I have spent 4 hours having to google through whispers and rumour, until I managed to fix this issue. Considering the ambitions the linux fraternity hold out for Ubuntu, and linux in general, I cannot believe the documentation and support is so amateurish. I guess you get what you pay for.
I have solved this problem. Probably not "correctly", but after a wasted day, believe me, it's enough.
First things first. Documentation for polkit-1 is pretty sparse. Even worse, it's probably NOT polkit-1's documentation you need anyway. It's whoever supplied the program you are working with.
In my case, it's NetworkManager. After much trawling, I discovered that polkit-1 reads from /usr/share/polkit-1/actions/
in that dir, are XML files, which correspond to the program which is locked down. In my case, it was /usr/share/polkit-1/actions/org.freedesktop.network-manager-settings.system.policy
If you open this file, you will see:
the secret is the <allow_inactive> element. Change "no" to "yes" (there are a few instances throughout the file.

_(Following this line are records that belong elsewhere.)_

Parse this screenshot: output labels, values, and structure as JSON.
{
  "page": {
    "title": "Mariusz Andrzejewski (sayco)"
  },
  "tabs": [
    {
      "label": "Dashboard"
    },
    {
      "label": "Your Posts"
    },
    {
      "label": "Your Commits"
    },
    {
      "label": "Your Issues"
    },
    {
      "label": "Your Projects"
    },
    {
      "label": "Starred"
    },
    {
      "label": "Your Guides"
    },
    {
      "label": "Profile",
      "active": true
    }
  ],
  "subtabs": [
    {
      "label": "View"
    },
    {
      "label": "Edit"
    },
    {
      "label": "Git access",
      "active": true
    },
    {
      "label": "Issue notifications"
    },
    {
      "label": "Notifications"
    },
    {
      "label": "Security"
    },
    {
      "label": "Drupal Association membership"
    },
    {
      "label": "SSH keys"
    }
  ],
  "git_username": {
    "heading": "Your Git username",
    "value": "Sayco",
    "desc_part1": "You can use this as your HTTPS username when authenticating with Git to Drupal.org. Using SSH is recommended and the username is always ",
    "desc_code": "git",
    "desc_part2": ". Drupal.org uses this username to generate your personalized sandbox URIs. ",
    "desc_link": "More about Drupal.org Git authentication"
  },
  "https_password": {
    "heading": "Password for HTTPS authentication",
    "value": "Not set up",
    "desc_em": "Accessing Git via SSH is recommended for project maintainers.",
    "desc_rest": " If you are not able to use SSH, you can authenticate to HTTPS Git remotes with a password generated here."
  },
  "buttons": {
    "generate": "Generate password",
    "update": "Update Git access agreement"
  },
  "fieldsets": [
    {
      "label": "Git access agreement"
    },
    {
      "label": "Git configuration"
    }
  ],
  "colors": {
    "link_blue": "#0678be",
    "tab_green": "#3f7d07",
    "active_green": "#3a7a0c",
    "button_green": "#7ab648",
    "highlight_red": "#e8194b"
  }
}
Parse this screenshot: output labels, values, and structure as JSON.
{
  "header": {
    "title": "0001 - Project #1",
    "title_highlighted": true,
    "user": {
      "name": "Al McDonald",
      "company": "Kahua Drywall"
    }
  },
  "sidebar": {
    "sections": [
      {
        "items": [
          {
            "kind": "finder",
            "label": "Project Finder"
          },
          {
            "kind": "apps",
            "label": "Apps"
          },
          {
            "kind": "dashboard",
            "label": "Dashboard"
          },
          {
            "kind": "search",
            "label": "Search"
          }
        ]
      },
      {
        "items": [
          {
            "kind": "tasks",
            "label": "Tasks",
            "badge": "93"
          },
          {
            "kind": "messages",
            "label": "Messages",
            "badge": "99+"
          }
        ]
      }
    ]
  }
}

I changed them all). Logout, login, and presto ! the "Edit" button is now active. Now I imagine using one of the "auth_admin" type values would be a better idea. But since I can't find a definitive explanation of what they do, I am leaving it as that. And if some wiseass dares to reply "It's obvious, dimwit", I'll just question the wisdom of playing around with such a sensitive part of the system on intuition.
<?xml version="1.0" encoding="UTF-8"?>
<!DOCTYPE policyconfig PUBLIC
"-//freedesktop//DTD PolicyKit Policy Configuration 1.0//EN"
<description>Modify system connections</description>
<message>System policy prevents modification of system settings</message>
I apologise for my tone here. I have worked in IT for 25 years, and never once have spent this long on any issue with the Microsoft products I work with for a living. True they are cranky, and not the best at times, but I have never had them simply remove a tool, and then leave users to their own devices.
The reason I am so worked up about this, is that the machine I am configuring needs to be inaccessible, once configured. So not being able to edit network connections when logged in via NX, would have been a show-stopper.
Oh well, have a good night, folks.